The drugs that people were asked if they used included marijuana, cocaine, heroin, hallucinogens, inhalants, and certain prescription medications. With the latter, the respondents were asked to specify if they were using them in ways other than they had been prescribed. The survey revealed that not only was illicit drug use in Rhode Island the highest in the nation, it had increased since the last survey was conducted between 2005 and 2006.

The survey was conducted by means of personal interviews with 135,672 people from all across the United States. The high rate of illicit drug use in Rhode Island is apparent when numbers are compared with those of other states. For example, in Iowa, the rate of illicit drug use was 5.2; Rhode Island's figure was 12.5.

Alcohol use was also included in this survey, and those figures were high for Rhode Island residents ages 12 and older. 63.1% admitted to having consumed alcohol within the past month before participating in the survey. The national rate is 51%, and 56% for Northeastern states overall. Further, 21.6% of those who admitted to alcohol use were under the legal drinking age, and this was higher than the national rate (16.2%) and Northeastern states overall rate (18.2%).

Further, not only were more people using illicit drugs, but the survey also reported that those who were between the ages of 12 and 25 were not taking advantage of Rhode Island's drug and alcohol detox programs and centers. Rhode Island officials, however, wanted it made clear it was not because of unavailability as the State had recently been awarded grants that they used to open more centers and improve services at existing ones. There is rarely a delay in getting someone who needs treatment into a facility once they admit to needing these services.

Oftentimes, whether it is Rhode Island or any other State, reluctance to seek help at drug and alcohol detox programs and centers stems from a person's not knowing what to expect. They may have a mental picture of being "institutionalized" in a cold, sterile environment, left alone to go through the agonies of withdrawal, then lectured constantly for the remainder of their stay on their weakness at having allowed themselves to become addicted.

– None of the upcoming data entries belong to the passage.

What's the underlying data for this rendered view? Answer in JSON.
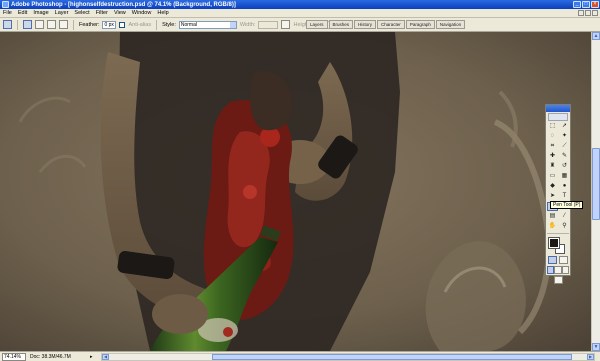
{
  "titlebar": {
    "title": "Adobe Photoshop - [highonselfdestruction.psd @ 74.1% (Background, RGB/8)]"
  },
  "menu": {
    "items": [
      "File",
      "Edit",
      "Image",
      "Layer",
      "Select",
      "Filter",
      "View",
      "Window",
      "Help"
    ]
  },
  "options": {
    "feather_label": "Feather:",
    "feather_value": "0 px",
    "antialias_label": "Anti-alias",
    "style_label": "Style:",
    "style_value": "Normal",
    "width_label": "Width:",
    "height_label": "Height:"
  },
  "palette_well": {
    "tabs": [
      "Layers",
      "Brushes",
      "History",
      "Character",
      "Paragraph",
      "Navigation"
    ]
  },
  "toolbox": {
    "tools": [
      "marquee-icon",
      "move-icon",
      "lasso-icon",
      "magic-wand-icon",
      "crop-icon",
      "slice-icon",
      "healing-brush-icon",
      "brush-icon",
      "clone-stamp-icon",
      "history-brush-icon",
      "eraser-icon",
      "gradient-icon",
      "blur-icon",
      "dodge-icon",
      "path-selection-icon",
      "type-icon",
      "pen-icon",
      "shape-icon",
      "notes-icon",
      "eyedropper-icon",
      "hand-icon",
      "zoom-icon"
    ],
    "active_tool": "pen-icon"
  },
  "tooltip": {
    "text": "Pen Tool (P)"
  },
  "status": {
    "zoom": "74.14%",
    "doc_size": "Doc: 38.3M/46.7M"
  },
  "colors": {
    "foreground": "#1c1814",
    "background": "#ffffff"
  }
}
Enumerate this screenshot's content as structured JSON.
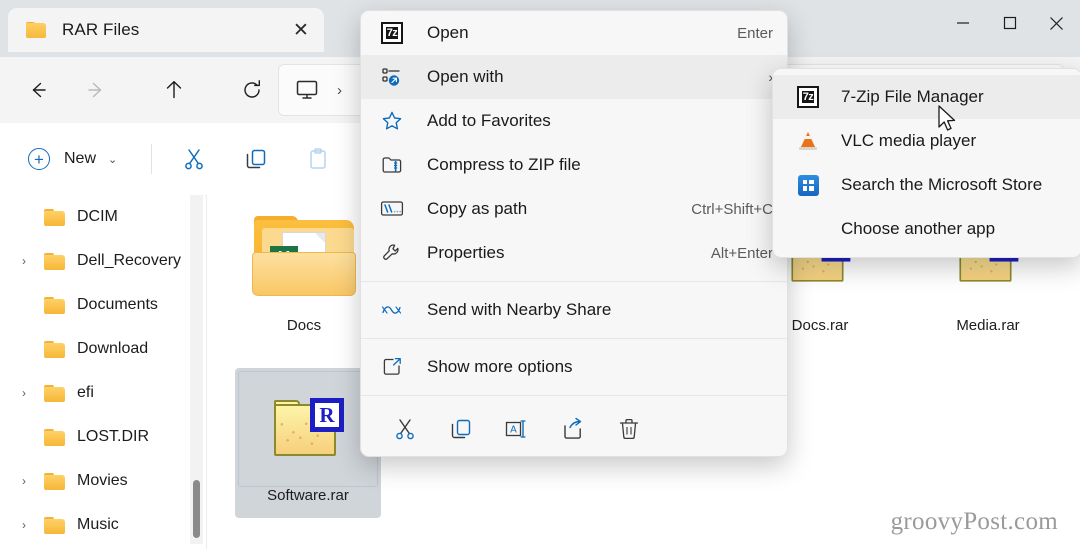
{
  "window": {
    "tab_title": "RAR Files",
    "tab_close_glyph": "✕",
    "controls": {
      "minimize": "minimize-button",
      "maximize": "maximize-button",
      "close": "close-button"
    }
  },
  "navbar": {
    "back": "Back",
    "forward": "Forward",
    "up": "Up",
    "refresh": "Refresh",
    "address_chevron": "›"
  },
  "toolbar": {
    "new_label": "New",
    "new_chevron": "⌄",
    "cut": "Cut",
    "copy": "Copy",
    "paste": "Paste"
  },
  "sidebar": {
    "items": [
      {
        "label": "DCIM",
        "expandable": false
      },
      {
        "label": "Dell_Recovery",
        "expandable": true
      },
      {
        "label": "Documents",
        "expandable": false
      },
      {
        "label": "Download",
        "expandable": false
      },
      {
        "label": "efi",
        "expandable": true
      },
      {
        "label": "LOST.DIR",
        "expandable": false
      },
      {
        "label": "Movies",
        "expandable": true
      },
      {
        "label": "Music",
        "expandable": true
      }
    ],
    "chevron_glyph": "›"
  },
  "content": {
    "files": [
      {
        "name": "Docs",
        "kind": "folder-excel",
        "selected": false
      },
      {
        "name": "Software.rar",
        "kind": "rar",
        "selected": true
      },
      {
        "name": "Docs.rar",
        "kind": "rar",
        "selected": false
      },
      {
        "name": "Media.rar",
        "kind": "rar",
        "selected": false
      }
    ]
  },
  "context_menu": {
    "items": [
      {
        "label": "Open",
        "accel": "Enter",
        "icon": "sevenzip-icon",
        "highlighted": false,
        "submenu": false
      },
      {
        "label": "Open with",
        "accel": "",
        "icon": "open-with-icon",
        "highlighted": true,
        "submenu": true,
        "submenu_glyph": "›"
      },
      {
        "label": "Add to Favorites",
        "accel": "",
        "icon": "star-icon",
        "highlighted": false,
        "submenu": false
      },
      {
        "label": "Compress to ZIP file",
        "accel": "",
        "icon": "zip-folder-icon",
        "highlighted": false,
        "submenu": false
      },
      {
        "label": "Copy as path",
        "accel": "Ctrl+Shift+C",
        "icon": "copy-path-icon",
        "highlighted": false,
        "submenu": false
      },
      {
        "label": "Properties",
        "accel": "Alt+Enter",
        "icon": "wrench-icon",
        "highlighted": false,
        "submenu": false
      },
      {
        "label": "Send with Nearby Share",
        "accel": "",
        "icon": "nearby-share-icon",
        "highlighted": false,
        "submenu": false
      },
      {
        "label": "Show more options",
        "accel": "",
        "icon": "show-more-icon",
        "highlighted": false,
        "submenu": false
      }
    ],
    "action_row": [
      "cut-icon",
      "copy-icon",
      "rename-icon",
      "share-icon",
      "delete-icon"
    ]
  },
  "submenu": {
    "items": [
      {
        "label": "7-Zip File Manager",
        "icon": "sevenzip-icon",
        "highlighted": true
      },
      {
        "label": "VLC media player",
        "icon": "vlc-icon",
        "highlighted": false
      },
      {
        "label": "Search the Microsoft Store",
        "icon": "microsoft-store-icon",
        "highlighted": false
      },
      {
        "label": "Choose another app",
        "icon": "",
        "highlighted": false
      }
    ]
  },
  "watermark": {
    "text": "groovyPost.com"
  },
  "colors": {
    "accent": "#0f6cbd",
    "titlebar": "#dfe3e6",
    "menu_bg": "#f7f7f7",
    "selection": "#d0d5da",
    "folder_yellow": "#f6b737",
    "rar_blue": "#1d1fc4"
  }
}
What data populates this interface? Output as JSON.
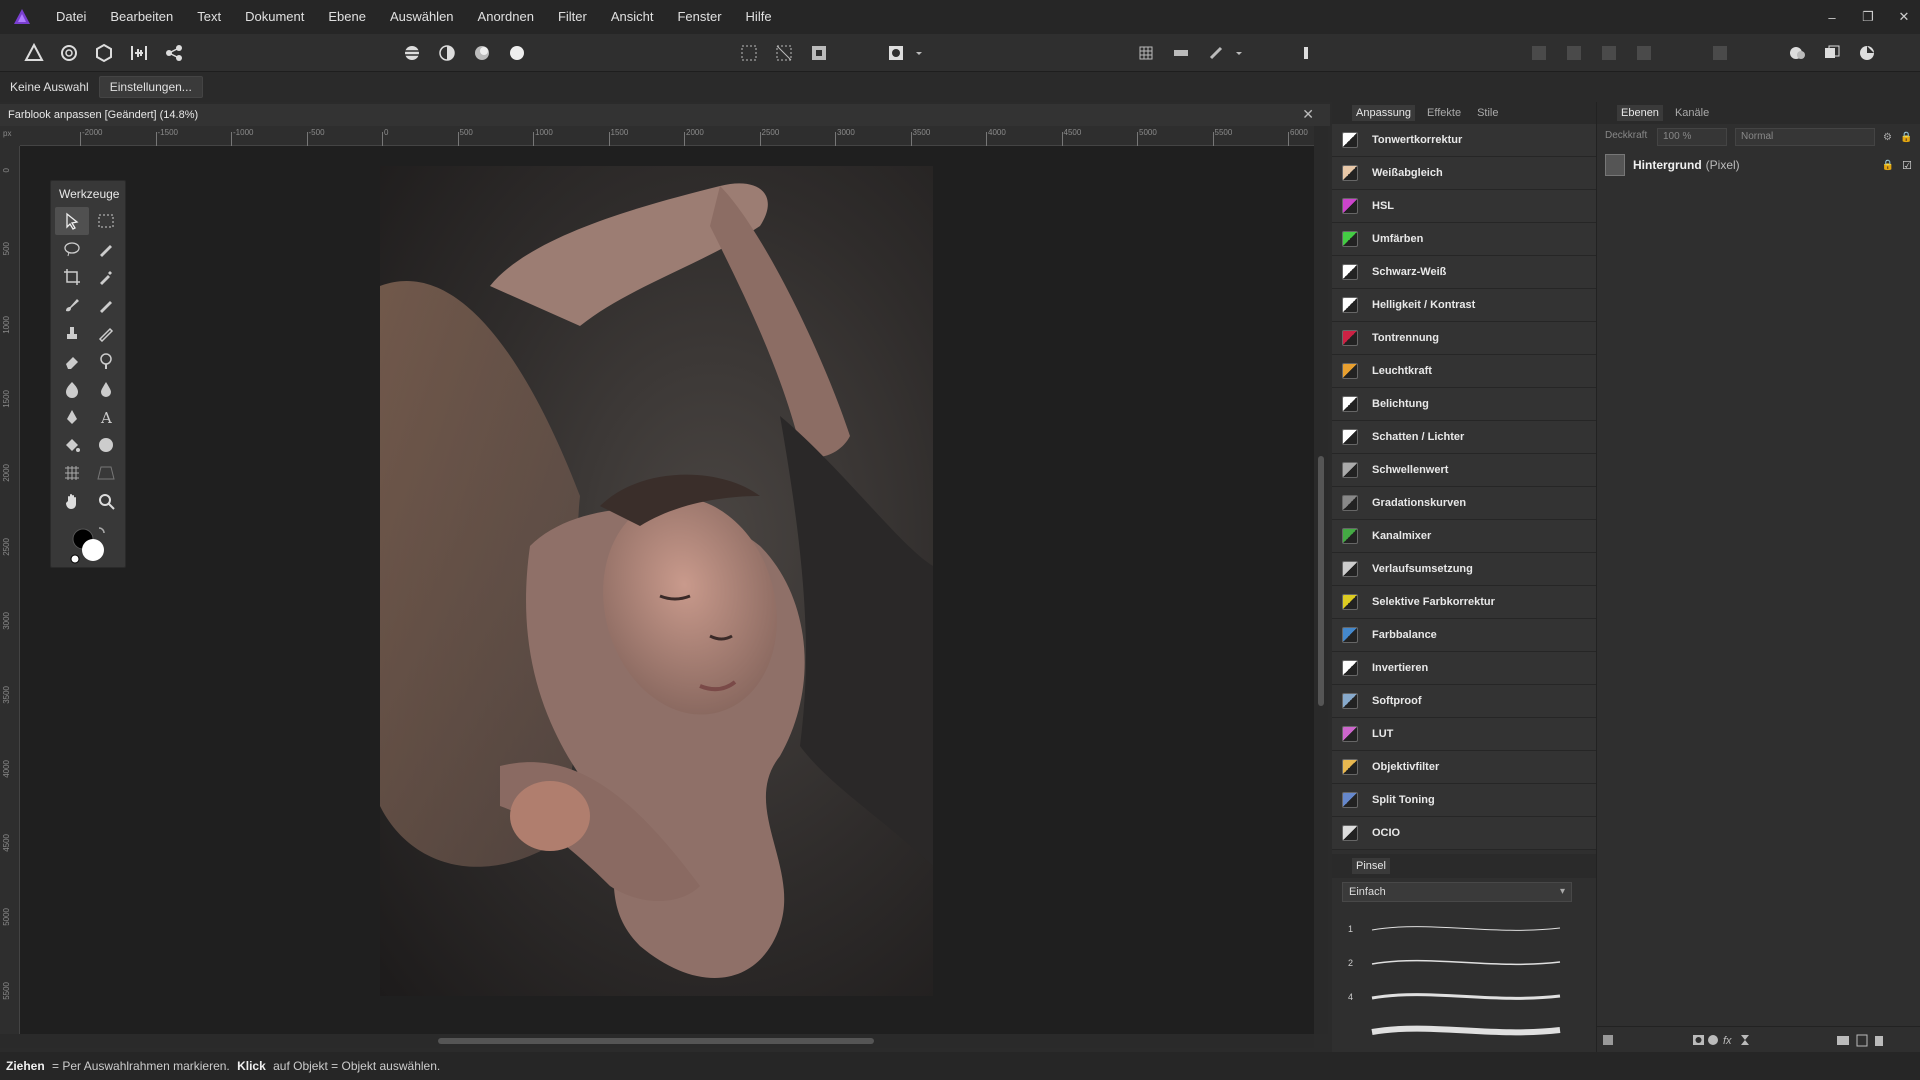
{
  "menubar": {
    "items": [
      "Datei",
      "Bearbeiten",
      "Text",
      "Dokument",
      "Ebene",
      "Auswählen",
      "Anordnen",
      "Filter",
      "Ansicht",
      "Fenster",
      "Hilfe"
    ]
  },
  "context_bar": {
    "selection_label": "Keine Auswahl",
    "settings_button": "Einstellungen..."
  },
  "document": {
    "title": "Farblook anpassen [Geändert] (14.8%)"
  },
  "ruler": {
    "unit": "px",
    "top_ticks": [
      "-2000",
      "-1500",
      "-1000",
      "-500",
      "0",
      "500",
      "1000",
      "1500",
      "2000",
      "2500",
      "3000",
      "3500",
      "4000",
      "4500",
      "5000",
      "5500",
      "6000"
    ],
    "left_ticks": [
      "0",
      "500",
      "1000",
      "1500",
      "2000",
      "2500",
      "3000",
      "3500",
      "4000",
      "4500",
      "5000",
      "5500"
    ]
  },
  "tools_panel": {
    "title": "Werkzeuge"
  },
  "adjustment_panel": {
    "tabs": [
      "Anpassung",
      "Effekte",
      "Stile"
    ],
    "items": [
      {
        "label": "Tonwertkorrektur",
        "icon": "levels-icon",
        "color": "#ffffff"
      },
      {
        "label": "Weißabgleich",
        "icon": "white-balance-icon",
        "color": "#e8c8a8"
      },
      {
        "label": "HSL",
        "icon": "hsl-icon",
        "color": "#cc44cc"
      },
      {
        "label": "Umfärben",
        "icon": "recolor-icon",
        "color": "#44cc44"
      },
      {
        "label": "Schwarz-Weiß",
        "icon": "black-white-icon",
        "color": "#ffffff"
      },
      {
        "label": "Helligkeit / Kontrast",
        "icon": "brightness-contrast-icon",
        "color": "#ffffff"
      },
      {
        "label": "Tontrennung",
        "icon": "posterize-icon",
        "color": "#cc2244"
      },
      {
        "label": "Leuchtkraft",
        "icon": "vibrance-icon",
        "color": "#e8a030"
      },
      {
        "label": "Belichtung",
        "icon": "exposure-icon",
        "color": "#ffffff"
      },
      {
        "label": "Schatten / Lichter",
        "icon": "shadows-highlights-icon",
        "color": "#ffffff"
      },
      {
        "label": "Schwellenwert",
        "icon": "threshold-icon",
        "color": "#aaaaaa"
      },
      {
        "label": "Gradationskurven",
        "icon": "curves-icon",
        "color": "#888888"
      },
      {
        "label": "Kanalmixer",
        "icon": "channel-mixer-icon",
        "color": "#44aa44"
      },
      {
        "label": "Verlaufsumsetzung",
        "icon": "gradient-map-icon",
        "color": "#cccccc"
      },
      {
        "label": "Selektive Farbkorrektur",
        "icon": "selective-color-icon",
        "color": "#ddcc22"
      },
      {
        "label": "Farbbalance",
        "icon": "color-balance-icon",
        "color": "#4488cc"
      },
      {
        "label": "Invertieren",
        "icon": "invert-icon",
        "color": "#ffffff"
      },
      {
        "label": "Softproof",
        "icon": "softproof-icon",
        "color": "#88aacc"
      },
      {
        "label": "LUT",
        "icon": "lut-icon",
        "color": "#cc66cc"
      },
      {
        "label": "Objektivfilter",
        "icon": "lens-filter-icon",
        "color": "#e8b850"
      },
      {
        "label": "Split Toning",
        "icon": "split-toning-icon",
        "color": "#6688cc"
      },
      {
        "label": "OCIO",
        "icon": "ocio-icon",
        "color": "#dddddd"
      }
    ]
  },
  "brush_panel": {
    "tab": "Pinsel",
    "category": "Einfach",
    "sizes": [
      "1",
      "2",
      "4",
      ""
    ]
  },
  "layers_panel": {
    "tabs": [
      "Ebenen",
      "Kanäle"
    ],
    "opacity_label": "Deckkraft",
    "opacity": "100 %",
    "blend_mode": "Normal",
    "layers": [
      {
        "name": "Hintergrund",
        "type": "(Pixel)"
      }
    ]
  },
  "status": {
    "drag_key": "Ziehen",
    "drag_text": " = Per Auswahlrahmen markieren. ",
    "click_key": "Klick",
    "click_text": " auf Objekt = Objekt auswählen."
  }
}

In fact, this cannot be further from the truth. Facilities may be utilitaritan in nature, whether because of budget restraints or other reasons, but they must meet certain health regulations and standards. Further, treatment does not consist of constant lecturing; rather, individual and group counseling sessions are held, and participants are encouraged to offer their own opinions as to why their addiction may have occurred, and how they can help themselves, with the support and guidance of the treatment center staff.

Some of the drug and alcohol detox programs and centers may be designed to treat adolescents or young adults. This is a good thing, especially since statistics show that alcohol abuse is rather high, especially among adolescents or those too young to legally consume alcohol.

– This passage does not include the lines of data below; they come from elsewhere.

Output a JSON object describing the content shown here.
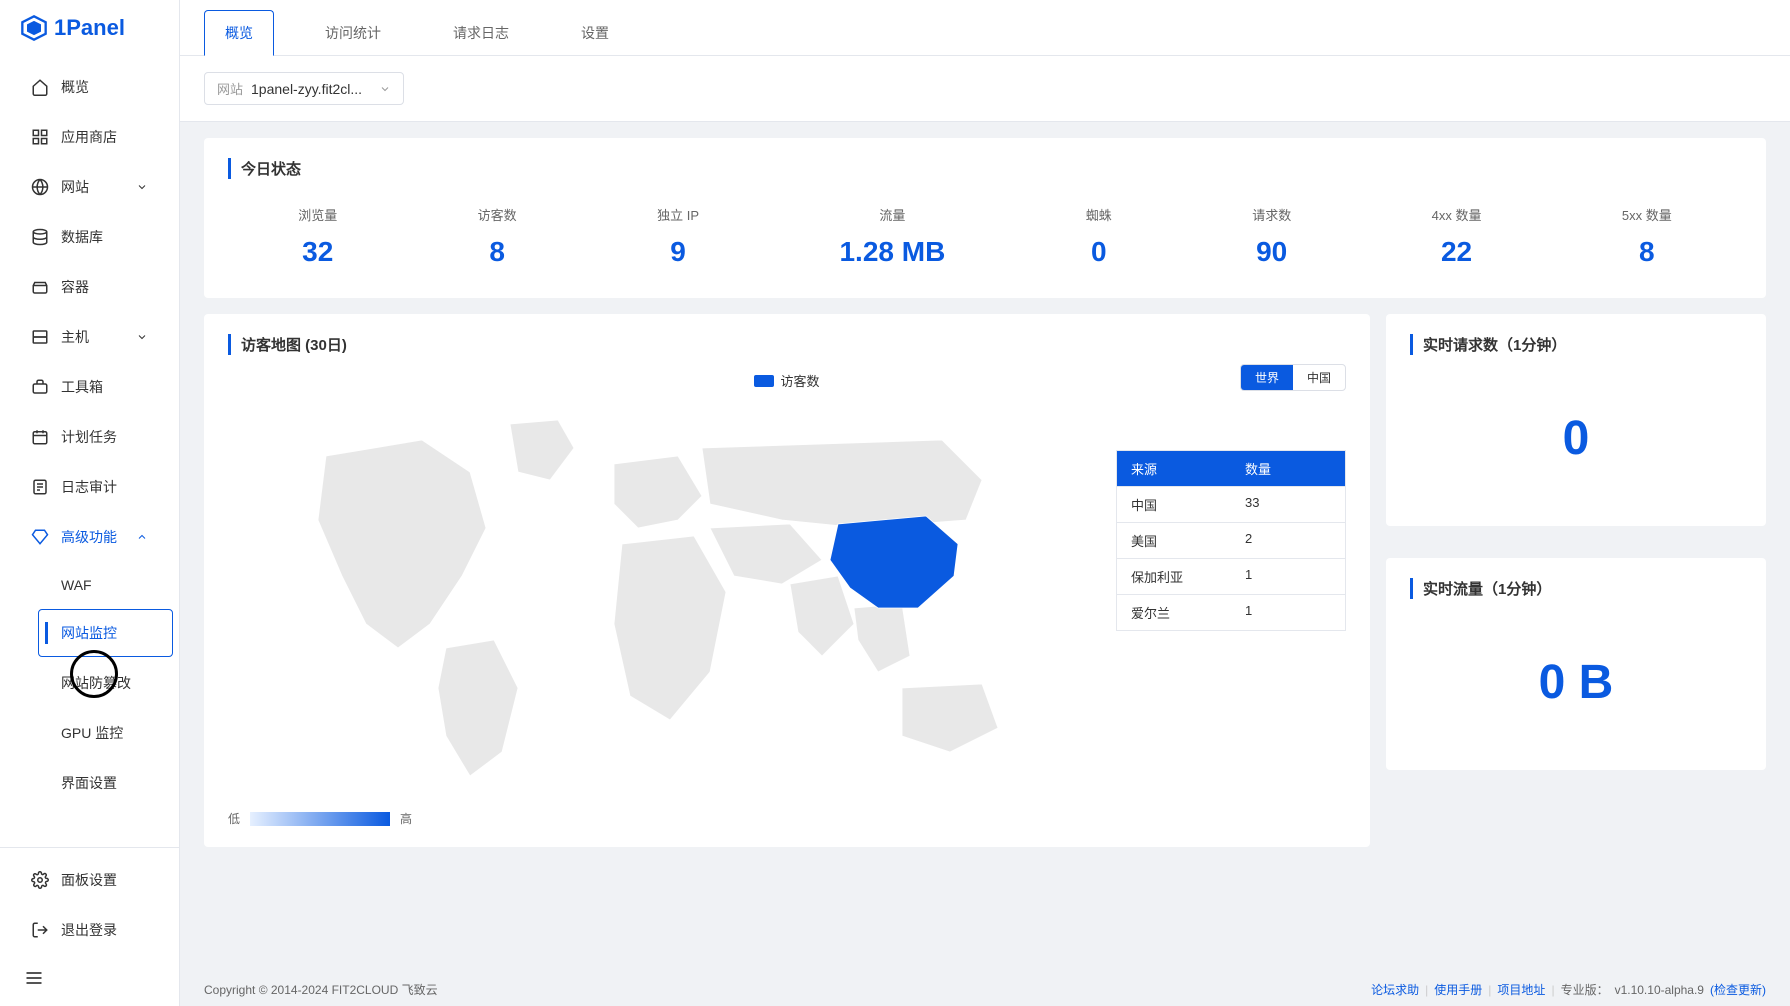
{
  "brand": "1Panel",
  "sidebar": {
    "items": [
      {
        "label": "概览",
        "icon": "home"
      },
      {
        "label": "应用商店",
        "icon": "grid"
      },
      {
        "label": "网站",
        "icon": "globe",
        "expandable": true
      },
      {
        "label": "数据库",
        "icon": "db"
      },
      {
        "label": "容器",
        "icon": "container"
      },
      {
        "label": "主机",
        "icon": "server",
        "expandable": true
      },
      {
        "label": "工具箱",
        "icon": "toolbox"
      },
      {
        "label": "计划任务",
        "icon": "calendar"
      },
      {
        "label": "日志审计",
        "icon": "log"
      },
      {
        "label": "高级功能",
        "icon": "diamond",
        "expandable": true,
        "expanded": true
      }
    ],
    "advanced_sub": [
      {
        "label": "WAF"
      },
      {
        "label": "网站监控",
        "active": true
      },
      {
        "label": "网站防篡改"
      },
      {
        "label": "GPU 监控"
      },
      {
        "label": "界面设置"
      }
    ],
    "footer": [
      {
        "label": "面板设置",
        "icon": "gear"
      },
      {
        "label": "退出登录",
        "icon": "logout"
      }
    ]
  },
  "tabs": [
    {
      "label": "概览",
      "active": true
    },
    {
      "label": "访问统计"
    },
    {
      "label": "请求日志"
    },
    {
      "label": "设置"
    }
  ],
  "site_select": {
    "label": "网站",
    "value": "1panel-zyy.fit2cl..."
  },
  "today": {
    "title": "今日状态",
    "stats": [
      {
        "label": "浏览量",
        "value": "32"
      },
      {
        "label": "访客数",
        "value": "8"
      },
      {
        "label": "独立 IP",
        "value": "9"
      },
      {
        "label": "流量",
        "value": "1.28 MB"
      },
      {
        "label": "蜘蛛",
        "value": "0"
      },
      {
        "label": "请求数",
        "value": "90"
      },
      {
        "label": "4xx 数量",
        "value": "22"
      },
      {
        "label": "5xx 数量",
        "value": "8"
      }
    ]
  },
  "map": {
    "title": "访客地图 (30日)",
    "legend_label": "访客数",
    "toggle": {
      "world": "世界",
      "china": "中国"
    },
    "table_head": {
      "source": "来源",
      "count": "数量"
    },
    "rows": [
      {
        "source": "中国",
        "count": "33"
      },
      {
        "source": "美国",
        "count": "2"
      },
      {
        "source": "保加利亚",
        "count": "1"
      },
      {
        "source": "爱尔兰",
        "count": "1"
      }
    ],
    "gradient": {
      "low": "低",
      "high": "高"
    }
  },
  "realtime_requests": {
    "title": "实时请求数（1分钟）",
    "value": "0"
  },
  "realtime_traffic": {
    "title": "实时流量（1分钟）",
    "value": "0 B"
  },
  "footer": {
    "copyright": "Copyright © 2014-2024 FIT2CLOUD 飞致云",
    "links": [
      {
        "label": "论坛求助"
      },
      {
        "label": "使用手册"
      },
      {
        "label": "项目地址"
      }
    ],
    "version_label": "专业版：",
    "version": "v1.10.10-alpha.9",
    "check_update": "检查更新"
  },
  "chart_data": {
    "type": "map",
    "title": "访客地图 (30日)",
    "metric": "访客数",
    "scope": "世界",
    "data": [
      {
        "region": "中国",
        "value": 33
      },
      {
        "region": "美国",
        "value": 2
      },
      {
        "region": "保加利亚",
        "value": 1
      },
      {
        "region": "爱尔兰",
        "value": 1
      }
    ]
  }
}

In these centers, young people can talk with people their own age and staff members who do understand what they are going through (often a common complaint, especially among teenagers.) They, too, can gain insight into how their addiction may have started, and how they can find ways to help themselves. Again, counselors and other staff members will be there to provide encouragement and support.

http://www.oas.samhsa.gov/
http://www.mhrh.ri.gov/SA/

Rhode Island Drug Rebab Centers and Rhode Island Addiction Treatment Programs